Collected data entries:
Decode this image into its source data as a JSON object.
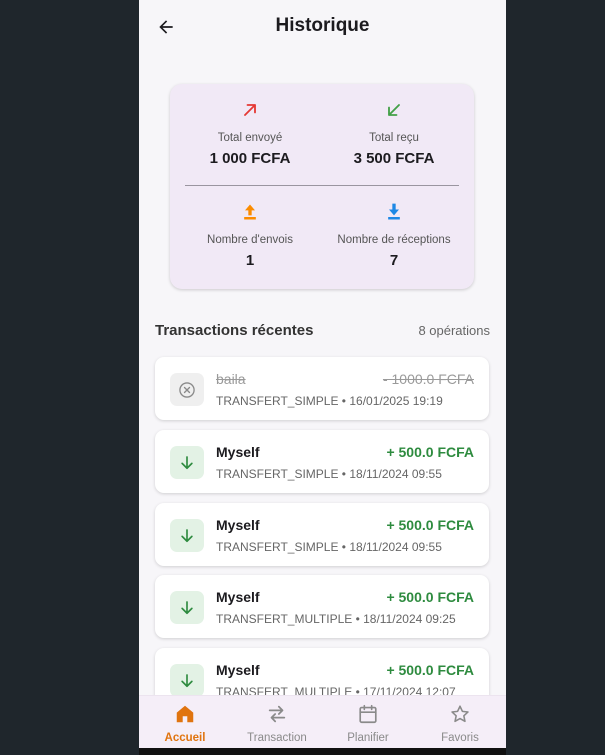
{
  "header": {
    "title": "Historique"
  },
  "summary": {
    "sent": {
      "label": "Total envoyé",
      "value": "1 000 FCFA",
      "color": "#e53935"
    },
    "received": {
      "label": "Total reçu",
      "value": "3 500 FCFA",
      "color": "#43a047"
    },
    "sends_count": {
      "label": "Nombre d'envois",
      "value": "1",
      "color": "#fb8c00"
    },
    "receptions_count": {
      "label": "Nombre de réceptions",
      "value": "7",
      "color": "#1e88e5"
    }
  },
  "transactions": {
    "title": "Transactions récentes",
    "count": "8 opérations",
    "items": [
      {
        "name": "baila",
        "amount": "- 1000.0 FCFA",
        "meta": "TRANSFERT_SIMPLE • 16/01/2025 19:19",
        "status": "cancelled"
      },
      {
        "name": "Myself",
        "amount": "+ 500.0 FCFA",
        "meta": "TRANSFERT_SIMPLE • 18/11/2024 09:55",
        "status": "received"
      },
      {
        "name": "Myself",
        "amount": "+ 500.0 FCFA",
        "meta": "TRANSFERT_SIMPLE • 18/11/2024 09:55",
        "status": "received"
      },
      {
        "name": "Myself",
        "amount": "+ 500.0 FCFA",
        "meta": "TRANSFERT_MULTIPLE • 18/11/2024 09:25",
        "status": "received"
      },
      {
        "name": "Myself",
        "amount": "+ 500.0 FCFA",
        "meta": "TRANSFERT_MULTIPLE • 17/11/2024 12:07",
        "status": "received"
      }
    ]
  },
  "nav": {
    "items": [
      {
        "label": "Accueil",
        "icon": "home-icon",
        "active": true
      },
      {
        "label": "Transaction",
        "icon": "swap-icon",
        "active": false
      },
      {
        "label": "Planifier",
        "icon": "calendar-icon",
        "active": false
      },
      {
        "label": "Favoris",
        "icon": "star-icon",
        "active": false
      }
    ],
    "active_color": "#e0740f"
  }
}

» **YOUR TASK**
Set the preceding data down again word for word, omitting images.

» **OUTPUT FOR THIS TASK**
Decode this image into its source data as a JSON object.
{
  "header": {
    "title": "Historique"
  },
  "summary": {
    "sent": {
      "label": "Total envoyé",
      "value": "1 000 FCFA",
      "color": "#e53935"
    },
    "received": {
      "label": "Total reçu",
      "value": "3 500 FCFA",
      "color": "#43a047"
    },
    "sends_count": {
      "label": "Nombre d'envois",
      "value": "1",
      "color": "#fb8c00"
    },
    "receptions_count": {
      "label": "Nombre de réceptions",
      "value": "7",
      "color": "#1e88e5"
    }
  },
  "transactions": {
    "title": "Transactions récentes",
    "count": "8 opérations",
    "items": [
      {
        "name": "baila",
        "amount": "- 1000.0 FCFA",
        "meta": "TRANSFERT_SIMPLE • 16/01/2025 19:19",
        "status": "cancelled"
      },
      {
        "name": "Myself",
        "amount": "+ 500.0 FCFA",
        "meta": "TRANSFERT_SIMPLE • 18/11/2024 09:55",
        "status": "received"
      },
      {
        "name": "Myself",
        "amount": "+ 500.0 FCFA",
        "meta": "TRANSFERT_SIMPLE • 18/11/2024 09:55",
        "status": "received"
      },
      {
        "name": "Myself",
        "amount": "+ 500.0 FCFA",
        "meta": "TRANSFERT_MULTIPLE • 18/11/2024 09:25",
        "status": "received"
      },
      {
        "name": "Myself",
        "amount": "+ 500.0 FCFA",
        "meta": "TRANSFERT_MULTIPLE • 17/11/2024 12:07",
        "status": "received"
      }
    ]
  },
  "nav": {
    "items": [
      {
        "label": "Accueil",
        "icon": "home-icon",
        "active": true
      },
      {
        "label": "Transaction",
        "icon": "swap-icon",
        "active": false
      },
      {
        "label": "Planifier",
        "icon": "calendar-icon",
        "active": false
      },
      {
        "label": "Favoris",
        "icon": "star-icon",
        "active": false
      }
    ],
    "active_color": "#e0740f"
  }
}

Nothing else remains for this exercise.